The independent clause is a complete sentence on its own and will work in our compound-complex sentence.
Step Two: Related Independent Clause
The second clause should be related to the first one with information on the same subject, describing the action or adding information of equal importance.
The dog caught the tennis ball.
Step Three: Dependent Clause
This is not a complete sentence; instead, it gives us more information about the situation. Here is our dependent clause:
while I was sitting on the park bench.
Step Four: Add Conjunctions
Conjunctions are the connecting words we use to put the sentence together.
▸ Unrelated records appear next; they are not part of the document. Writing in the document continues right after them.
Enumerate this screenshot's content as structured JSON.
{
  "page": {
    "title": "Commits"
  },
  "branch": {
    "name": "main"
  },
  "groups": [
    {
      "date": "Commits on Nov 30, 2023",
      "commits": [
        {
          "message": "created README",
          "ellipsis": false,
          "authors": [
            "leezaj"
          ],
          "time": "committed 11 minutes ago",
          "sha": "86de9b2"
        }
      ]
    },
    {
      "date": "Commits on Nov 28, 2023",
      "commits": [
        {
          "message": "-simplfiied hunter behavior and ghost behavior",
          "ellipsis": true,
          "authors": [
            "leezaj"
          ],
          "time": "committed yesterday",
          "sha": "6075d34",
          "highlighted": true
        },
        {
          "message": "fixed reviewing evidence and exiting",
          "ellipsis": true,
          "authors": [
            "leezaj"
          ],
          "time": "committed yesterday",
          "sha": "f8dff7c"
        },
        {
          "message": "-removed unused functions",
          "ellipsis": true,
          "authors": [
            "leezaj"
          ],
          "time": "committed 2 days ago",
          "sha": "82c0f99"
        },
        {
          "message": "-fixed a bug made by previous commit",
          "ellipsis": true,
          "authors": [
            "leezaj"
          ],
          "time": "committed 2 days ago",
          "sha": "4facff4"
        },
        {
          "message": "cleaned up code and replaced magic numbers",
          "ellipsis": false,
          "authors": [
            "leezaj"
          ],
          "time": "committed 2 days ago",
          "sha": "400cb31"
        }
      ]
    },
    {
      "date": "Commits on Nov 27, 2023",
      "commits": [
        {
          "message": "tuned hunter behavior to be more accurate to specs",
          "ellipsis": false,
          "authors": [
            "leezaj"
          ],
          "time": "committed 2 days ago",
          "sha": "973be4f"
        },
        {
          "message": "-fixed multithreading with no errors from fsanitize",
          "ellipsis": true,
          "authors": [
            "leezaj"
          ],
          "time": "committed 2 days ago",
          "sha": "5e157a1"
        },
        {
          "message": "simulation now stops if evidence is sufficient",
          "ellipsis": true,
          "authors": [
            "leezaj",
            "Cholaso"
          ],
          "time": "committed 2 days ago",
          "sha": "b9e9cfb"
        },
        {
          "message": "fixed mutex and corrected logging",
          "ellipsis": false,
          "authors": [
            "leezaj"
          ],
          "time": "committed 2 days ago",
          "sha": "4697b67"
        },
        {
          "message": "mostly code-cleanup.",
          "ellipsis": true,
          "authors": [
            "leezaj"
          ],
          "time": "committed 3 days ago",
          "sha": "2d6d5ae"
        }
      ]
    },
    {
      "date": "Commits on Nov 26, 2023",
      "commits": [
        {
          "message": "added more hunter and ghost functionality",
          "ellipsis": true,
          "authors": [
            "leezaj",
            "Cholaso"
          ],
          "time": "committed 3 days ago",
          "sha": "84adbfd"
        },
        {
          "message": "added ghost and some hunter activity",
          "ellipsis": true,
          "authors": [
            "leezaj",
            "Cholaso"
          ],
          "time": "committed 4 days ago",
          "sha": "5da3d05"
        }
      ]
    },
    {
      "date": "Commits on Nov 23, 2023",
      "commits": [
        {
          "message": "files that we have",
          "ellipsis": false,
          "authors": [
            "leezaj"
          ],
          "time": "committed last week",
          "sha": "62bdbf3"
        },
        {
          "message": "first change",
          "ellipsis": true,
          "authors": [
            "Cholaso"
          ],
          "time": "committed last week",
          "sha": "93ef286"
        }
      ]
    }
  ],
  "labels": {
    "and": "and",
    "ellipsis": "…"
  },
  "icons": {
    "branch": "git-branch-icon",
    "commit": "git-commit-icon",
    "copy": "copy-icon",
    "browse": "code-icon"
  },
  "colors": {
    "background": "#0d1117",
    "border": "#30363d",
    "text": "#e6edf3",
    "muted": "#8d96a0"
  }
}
As we have already said, the most important type of conjunctions we use in a sentence are coordinating conjunctions in compound-complex sentences.
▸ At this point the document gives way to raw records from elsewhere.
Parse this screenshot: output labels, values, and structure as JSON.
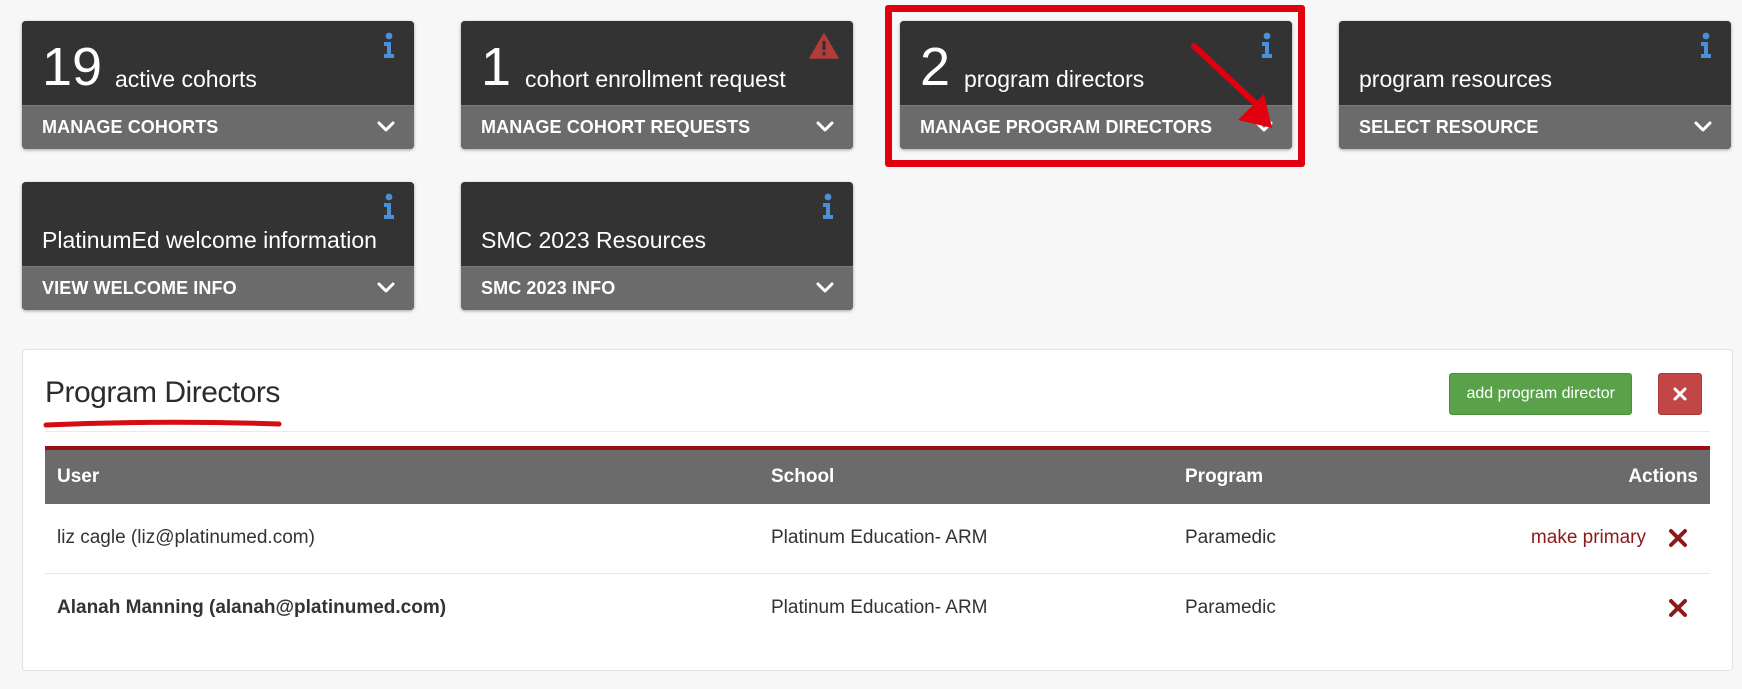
{
  "colors": {
    "card_top": "#333333",
    "card_bottom": "#6b6b6b",
    "info_icon": "#4a90d9",
    "warning_icon": "#b23b3b",
    "highlight": "#e0000f",
    "header_accent": "#9b1111",
    "add_button": "#5aa24a",
    "close_button": "#c24646",
    "action_link": "#8b1a1a"
  },
  "cards": [
    {
      "count": "19",
      "label": "active cohorts",
      "action": "MANAGE COHORTS",
      "icon": "info-icon"
    },
    {
      "count": "1",
      "label": "cohort enrollment request",
      "action": "MANAGE COHORT REQUESTS",
      "icon": "warning-icon"
    },
    {
      "count": "2",
      "label": "program directors",
      "action": "MANAGE PROGRAM DIRECTORS",
      "icon": "info-icon"
    },
    {
      "count": "",
      "label": "program resources",
      "action": "SELECT RESOURCE",
      "icon": "info-icon"
    },
    {
      "count": "",
      "label": "PlatinumEd welcome information",
      "action": "VIEW WELCOME INFO",
      "icon": "info-icon"
    },
    {
      "count": "",
      "label": "SMC 2023 Resources",
      "action": "SMC 2023 INFO",
      "icon": "info-icon"
    }
  ],
  "panel": {
    "title": "Program Directors",
    "add_button": "add program director",
    "close_icon": "close-icon",
    "columns": [
      "User",
      "School",
      "Program",
      "Actions"
    ],
    "rows": [
      {
        "user": "liz cagle (liz@platinumed.com)",
        "school": "Platinum Education- ARM",
        "program": "Paramedic",
        "action_link": "make primary",
        "primary": false
      },
      {
        "user": "Alanah Manning (alanah@platinumed.com)",
        "school": "Platinum Education- ARM",
        "program": "Paramedic",
        "action_link": "",
        "primary": true
      }
    ]
  }
}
We can remember coordinating conjunctions using the acronym FANBOYS (for, and, nor, but, or, yet, so).
We now have our two independent clauses and dependent clause:
The dog played fetch in the garden
The dog caught the tennis ball.
While I was sitting on the park bench.
Let’s put it all together:
The dog played fetch in the garden and (the dog) caught the tennis ball while I was sitting on the park bench.
We might leave the second the dog to not sound so repetitive, but other than that, it is a perfect sentence.
Avoid Run-on Sentences and Splicing
We need to break up the long sentences with correct punctuation.
Run-on sentences happen when we don’t use any punctuation or conjunctions to connect them.
- When I grow up, I want to be a writer, my mom is proud of me.
This is not a great example of a compound-complex sentence as there are no linking words, just commas. This is known as comma splicing. There has to be different punctuation or word for the sentence to be correct.
As I type this on Grammarly, I constantly see feedback that I thought would be worthwhile to share with you!
Here is how we can fix it:
When I grow up, I want to be a writer, and my mom is proud of me.
or alternatively: I want to be a writer when I grow up, and my mom is proud of me.
Now we have a connecting word, and there is no comma splicing. The sentence is less choppy by including the conjunction “and.”
When I grow up; I want to be a writer; my mom is proud of me.
We can also use semicolons to connect clauses without coordinating conjunctions, thereby avoiding the dreaded comma splice.
Practice forming compound-complex sentences to improve your English grammar and help you maintain good writing habits. Use the compound-complex sentence examples to guide you as you form your own. Good luck!